Helping wives when religious tradition is a ‘trap’
As far as Fraidy Reiss knows, there isn’t another organization like Unchained At Last.
Inspired by her own advocacy on behalf of agunot — “chained” Jewish wives unable to obtain divorces from recalcitrant husbands — and other women who face daunting difficulties extracting themselves from bad marriages, the organization helps women from different religions throw off the shackles of community stigma.
She started it last year, together with a small group of friends from various religious backgrounds. It has been an uphill effort relying on the skills of unpaid supporters, but momentum is growing, she told NJ Jewish News.
Carving out a new path is what Reiss has been doing for the past 10 years. That struggle has taken the mother of two, now 37, from homebound Orthodox wife living in Lakewood’s Orthodox community to her life now as an independent single woman and college graduate with a career as an investigator, living in a house in Westfield that she bought for herself.
Reiss acknowledges her ex-husband for his ongoing financial support, but she also describes how hard she has worked to create her autonomy.
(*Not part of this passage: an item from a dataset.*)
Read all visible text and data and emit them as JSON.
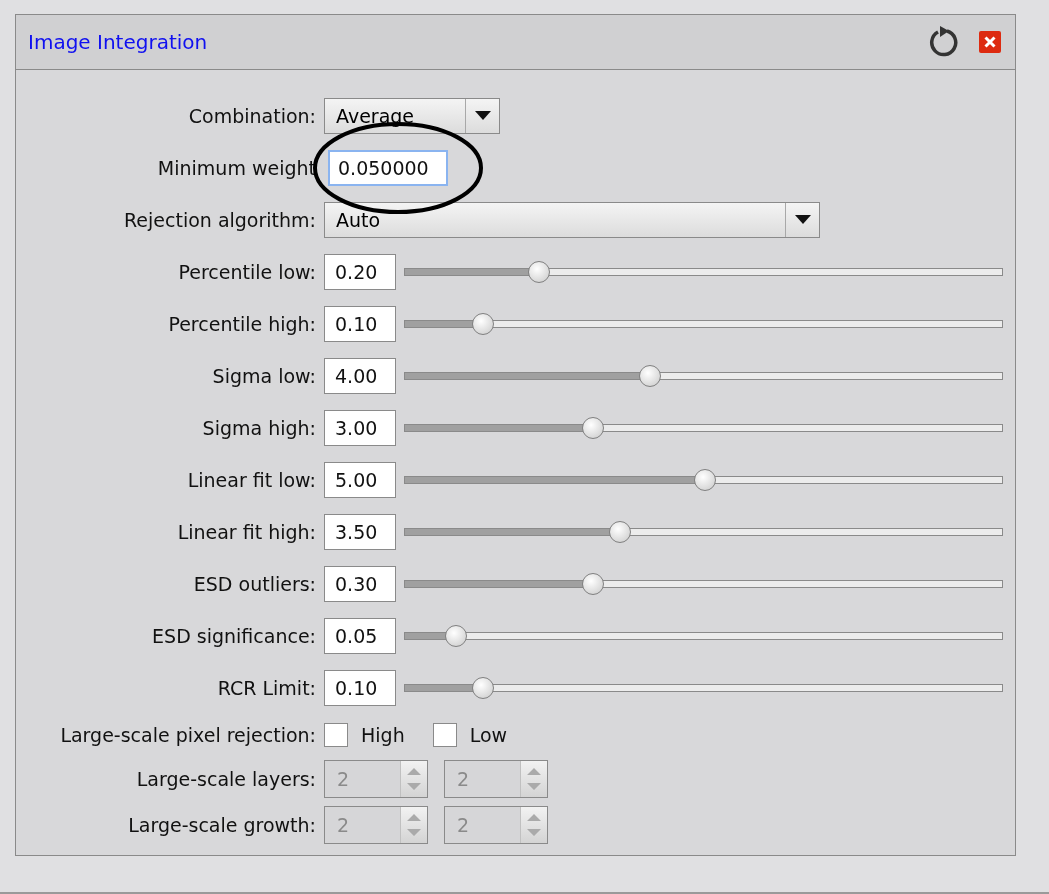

It’s the kind of freedom she is trying to help other women achieve.
An essay she wrote for The Star-Ledger April 15, reprinted in other publications, raised her public profile and evoked a torrent of e-mails and on-line comments. While most are supportive, many are outright vituperative.
Talking over pastries at a Westfield restaurant soon after that, the slender, strikingly elegant Reiss said she has more or less ignored all the comments. “I don’t need to see what they say. I’ve been dealing with stuff like that for years,” she said. She was surprised, however, to hear about the many expressions of support that had come in.
That article has also brought more attention to Unchained At Last. The organization, a 501 (c)(3) nonprofit, offers emotional support and some legal help for women who find themselves “trapped in arranged marriages” they are desperate to escape. She is hoping eventually to have enough funding to help pay court costs for divorce proceedings for those who need it.
The most common inquiry she receives “is from Orthodox Jewish women who want to leave the religion and are willing to accept ostracism from their family and friends, but are terrified that a judge might remove their children,” she wrote in her essay.
Already 15 women — most of them Jewish — have sought the help of the group. The process is confidential. Reiss mentioned a “heartrending” case of an ill woman with a child, cut off from her family and trying to find a way out of a bad marriage — with no assistance from her family or community.
Reiss knows how that can feel. She lost the support of her mother and five siblings even before her divorce, when she decided to stop wearing the wig prescribed by Orthodox tradition. One sister did contact her — to tell her the family was sitting shiva for her.
The estrangement from the family was so complete that when, soon after splitting from her husband, she went into the hospital to have a lump removed from her breast, she asked if she could name her 12-year-old daughter as next of kin, because, she said, “there was absolutely no one else I could turn to.”
She had married at 19, to the second man presented to her. “I came from a broken home and we had no money,” she said. “Who else was going to look at me?” She described the marriage as bitterly unhappy, but, without any higher education or job training, she felt unable to break away. She said she enrolled in Rutgers University simply to equip herself to earn her own living.
She didn’t expect her reaction. She loved college, and did very well. “I was so voracious for information, I read everything I could get my hands on,” she said.
Reiss also loved the exposure to a world outside the insular Lakewood Orthodox community. One of her first on-campus friends was a Palestinian woman. “We were always told that they hate Jews,” Reiss recalled. “She didn’t hate Jews; she just hated what had happened to her own people. I thought if what I was told about that was so wrong, what else had I been taught that was wrong?”
Reiss became a journalist, writing for the Asbury Park Press, and eventually got a civil divorce.
Though her own mother had suffered as an aguna, trapped in legal limbo owing to Jewish law, which requires the husband to grant a get, or certificate of divorce, she was horrified by her daughter’s rebellion. But Reiss insists that neither her mother’s reaction nor the threat of social isolation brought on by her actions deterred her from rebelling.
She went one step further and actually refused to accept a get from her own husband. (There is a way around it — if a man can get 100 rabbis to sign on to his effort — but she said she wanted to make a gesture to show how onerous the system can be, and that women can have power if they risk exercising it.)
As she explained in her essay, she retained custody of her children.
Without the get, she cannot remarry in accordance with Jewish law. Clearly, she acknowledged, her path isn’t the way for women wanting to leave marriages and still maintain observance of the religious tradition. But, with no interest in having a religious marriage ever again, Reiss said she didn’t care if she was disqualified from one.